> **Work request**:
Could you output every record below exactly, leaving out the pictures?

(Data about app and page elements)
* * * * * * * * *
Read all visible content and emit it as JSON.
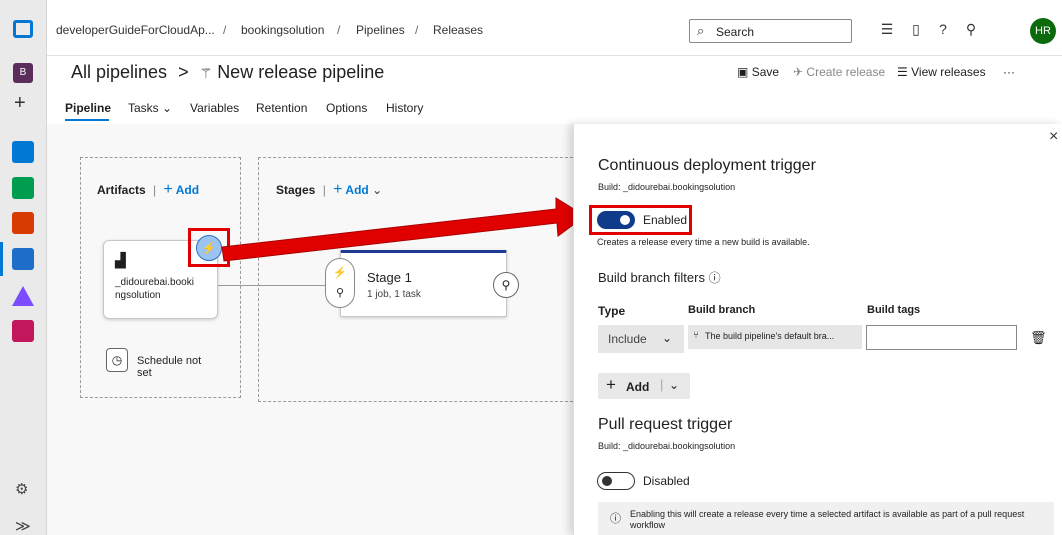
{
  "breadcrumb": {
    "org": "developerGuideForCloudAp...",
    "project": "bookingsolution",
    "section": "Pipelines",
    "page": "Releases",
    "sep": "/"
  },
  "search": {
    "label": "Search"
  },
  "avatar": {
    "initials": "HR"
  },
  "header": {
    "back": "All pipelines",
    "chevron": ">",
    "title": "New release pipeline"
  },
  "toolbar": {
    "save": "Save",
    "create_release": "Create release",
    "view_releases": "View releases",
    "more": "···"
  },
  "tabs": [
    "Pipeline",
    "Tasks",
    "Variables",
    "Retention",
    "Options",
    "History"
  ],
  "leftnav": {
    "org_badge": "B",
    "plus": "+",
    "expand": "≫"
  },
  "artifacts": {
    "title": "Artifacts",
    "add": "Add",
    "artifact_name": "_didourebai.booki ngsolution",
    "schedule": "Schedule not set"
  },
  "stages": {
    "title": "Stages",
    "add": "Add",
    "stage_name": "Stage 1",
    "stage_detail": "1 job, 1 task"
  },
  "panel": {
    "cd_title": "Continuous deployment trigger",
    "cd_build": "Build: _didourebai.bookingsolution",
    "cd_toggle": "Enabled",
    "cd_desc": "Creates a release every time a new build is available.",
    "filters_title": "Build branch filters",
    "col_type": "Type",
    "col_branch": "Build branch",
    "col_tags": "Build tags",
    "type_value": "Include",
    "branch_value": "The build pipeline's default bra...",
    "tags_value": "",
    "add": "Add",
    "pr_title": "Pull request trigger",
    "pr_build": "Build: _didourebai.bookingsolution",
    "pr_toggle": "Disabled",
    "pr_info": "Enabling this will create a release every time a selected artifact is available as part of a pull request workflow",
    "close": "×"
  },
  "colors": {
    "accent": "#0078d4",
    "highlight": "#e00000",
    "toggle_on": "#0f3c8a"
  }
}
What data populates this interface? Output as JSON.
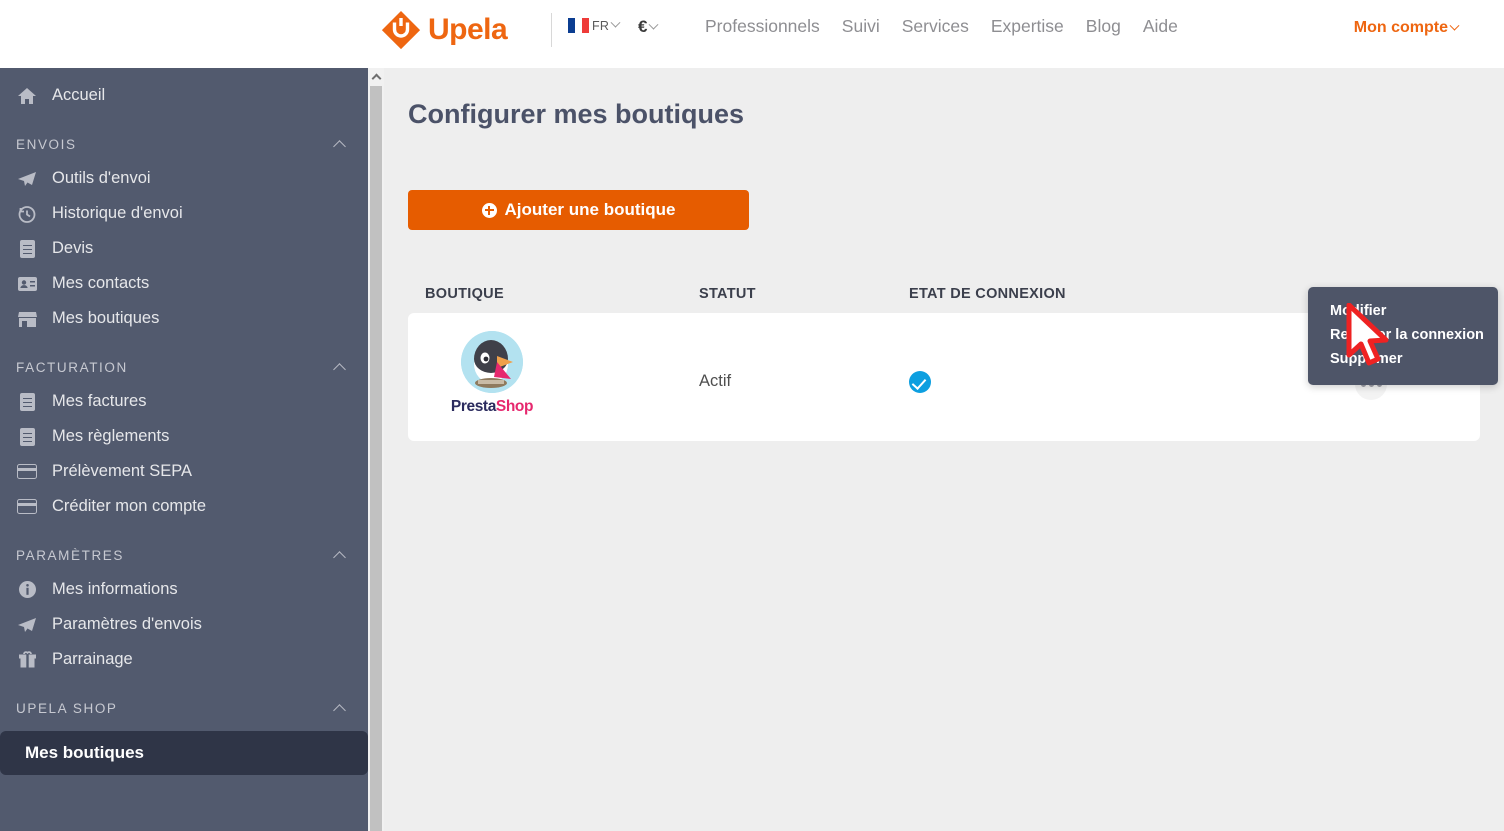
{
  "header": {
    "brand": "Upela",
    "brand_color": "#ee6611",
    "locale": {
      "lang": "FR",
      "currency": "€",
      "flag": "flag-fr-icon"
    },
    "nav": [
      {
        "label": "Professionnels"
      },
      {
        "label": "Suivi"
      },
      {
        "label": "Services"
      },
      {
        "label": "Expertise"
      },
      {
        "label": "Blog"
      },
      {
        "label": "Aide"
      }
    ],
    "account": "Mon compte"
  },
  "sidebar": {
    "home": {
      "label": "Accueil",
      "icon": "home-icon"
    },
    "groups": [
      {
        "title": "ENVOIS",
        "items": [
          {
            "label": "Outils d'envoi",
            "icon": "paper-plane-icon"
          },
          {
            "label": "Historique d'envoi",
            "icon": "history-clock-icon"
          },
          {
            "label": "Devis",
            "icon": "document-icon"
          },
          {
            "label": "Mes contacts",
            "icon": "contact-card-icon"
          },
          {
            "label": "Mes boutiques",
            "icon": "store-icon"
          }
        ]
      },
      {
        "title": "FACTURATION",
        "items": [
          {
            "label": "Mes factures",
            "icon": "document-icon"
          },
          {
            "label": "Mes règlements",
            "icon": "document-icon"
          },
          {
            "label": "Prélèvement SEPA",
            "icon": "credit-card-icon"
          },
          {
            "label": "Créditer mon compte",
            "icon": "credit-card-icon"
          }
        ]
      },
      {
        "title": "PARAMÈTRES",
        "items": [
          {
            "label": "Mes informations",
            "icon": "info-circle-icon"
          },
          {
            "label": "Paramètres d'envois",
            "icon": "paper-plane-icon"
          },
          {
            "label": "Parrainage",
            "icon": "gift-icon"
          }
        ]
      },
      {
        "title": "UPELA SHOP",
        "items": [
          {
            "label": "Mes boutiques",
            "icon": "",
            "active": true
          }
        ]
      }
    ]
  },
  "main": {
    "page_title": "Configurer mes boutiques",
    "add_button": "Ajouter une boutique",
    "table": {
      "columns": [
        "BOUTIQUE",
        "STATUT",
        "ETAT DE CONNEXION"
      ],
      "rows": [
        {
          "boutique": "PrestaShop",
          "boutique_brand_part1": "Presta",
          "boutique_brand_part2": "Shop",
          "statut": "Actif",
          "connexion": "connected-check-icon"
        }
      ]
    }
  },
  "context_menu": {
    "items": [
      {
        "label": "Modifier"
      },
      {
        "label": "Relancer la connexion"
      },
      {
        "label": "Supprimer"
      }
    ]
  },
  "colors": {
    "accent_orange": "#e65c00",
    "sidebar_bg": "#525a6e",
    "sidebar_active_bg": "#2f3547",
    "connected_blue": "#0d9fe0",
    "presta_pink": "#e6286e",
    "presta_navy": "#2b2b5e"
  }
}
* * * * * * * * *
> **Answer section**:
Read all visible content and emit it as JSON.
{
  "breadcrumb": {
    "org": "developerGuideForCloudAp...",
    "project": "bookingsolution",
    "section": "Pipelines",
    "page": "Releases",
    "sep": "/"
  },
  "search": {
    "label": "Search"
  },
  "avatar": {
    "initials": "HR"
  },
  "header": {
    "back": "All pipelines",
    "chevron": ">",
    "title": "New release pipeline"
  },
  "toolbar": {
    "save": "Save",
    "create_release": "Create release",
    "view_releases": "View releases",
    "more": "···"
  },
  "tabs": [
    "Pipeline",
    "Tasks",
    "Variables",
    "Retention",
    "Options",
    "History"
  ],
  "leftnav": {
    "org_badge": "B",
    "plus": "+",
    "expand": "≫"
  },
  "artifacts": {
    "title": "Artifacts",
    "add": "Add",
    "artifact_name": "_didourebai.booki ngsolution",
    "schedule": "Schedule not set"
  },
  "stages": {
    "title": "Stages",
    "add": "Add",
    "stage_name": "Stage 1",
    "stage_detail": "1 job, 1 task"
  },
  "panel": {
    "cd_title": "Continuous deployment trigger",
    "cd_build": "Build: _didourebai.bookingsolution",
    "cd_toggle": "Enabled",
    "cd_desc": "Creates a release every time a new build is available.",
    "filters_title": "Build branch filters",
    "col_type": "Type",
    "col_branch": "Build branch",
    "col_tags": "Build tags",
    "type_value": "Include",
    "branch_value": "The build pipeline's default bra...",
    "tags_value": "",
    "add": "Add",
    "pr_title": "Pull request trigger",
    "pr_build": "Build: _didourebai.bookingsolution",
    "pr_toggle": "Disabled",
    "pr_info": "Enabling this will create a release every time a selected artifact is available as part of a pull request workflow",
    "close": "×"
  },
  "colors": {
    "accent": "#0078d4",
    "highlight": "#e00000",
    "toggle_on": "#0f3c8a"
  }
}
What data populates this interface? Output as JSON.
{
  "header": {
    "brand": "Upela",
    "brand_color": "#ee6611",
    "locale": {
      "lang": "FR",
      "currency": "€",
      "flag": "flag-fr-icon"
    },
    "nav": [
      {
        "label": "Professionnels"
      },
      {
        "label": "Suivi"
      },
      {
        "label": "Services"
      },
      {
        "label": "Expertise"
      },
      {
        "label": "Blog"
      },
      {
        "label": "Aide"
      }
    ],
    "account": "Mon compte"
  },
  "sidebar": {
    "home": {
      "label": "Accueil",
      "icon": "home-icon"
    },
    "groups": [
      {
        "title": "ENVOIS",
        "items": [
          {
            "label": "Outils d'envoi",
            "icon": "paper-plane-icon"
          },
          {
            "label": "Historique d'envoi",
            "icon": "history-clock-icon"
          },
          {
            "label": "Devis",
            "icon": "document-icon"
          },
          {
            "label": "Mes contacts",
            "icon": "contact-card-icon"
          },
          {
            "label": "Mes boutiques",
            "icon": "store-icon"
          }
        ]
      },
      {
        "title": "FACTURATION",
        "items": [
          {
            "label": "Mes factures",
            "icon": "document-icon"
          },
          {
            "label": "Mes règlements",
            "icon": "document-icon"
          },
          {
            "label": "Prélèvement SEPA",
            "icon": "credit-card-icon"
          },
          {
            "label": "Créditer mon compte",
            "icon": "credit-card-icon"
          }
        ]
      },
      {
        "title": "PARAMÈTRES",
        "items": [
          {
            "label": "Mes informations",
            "icon": "info-circle-icon"
          },
          {
            "label": "Paramètres d'envois",
            "icon": "paper-plane-icon"
          },
          {
            "label": "Parrainage",
            "icon": "gift-icon"
          }
        ]
      },
      {
        "title": "UPELA SHOP",
        "items": [
          {
            "label": "Mes boutiques",
            "icon": "",
            "active": true
          }
        ]
      }
    ]
  },
  "main": {
    "page_title": "Configurer mes boutiques",
    "add_button": "Ajouter une boutique",
    "table": {
      "columns": [
        "BOUTIQUE",
        "STATUT",
        "ETAT DE CONNEXION"
      ],
      "rows": [
        {
          "boutique": "PrestaShop",
          "boutique_brand_part1": "Presta",
          "boutique_brand_part2": "Shop",
          "statut": "Actif",
          "connexion": "connected-check-icon"
        }
      ]
    }
  },
  "context_menu": {
    "items": [
      {
        "label": "Modifier"
      },
      {
        "label": "Relancer la connexion"
      },
      {
        "label": "Supprimer"
      }
    ]
  },
  "colors": {
    "accent_orange": "#e65c00",
    "sidebar_bg": "#525a6e",
    "sidebar_active_bg": "#2f3547",
    "connected_blue": "#0d9fe0",
    "presta_pink": "#e6286e",
    "presta_navy": "#2b2b5e"
  }
}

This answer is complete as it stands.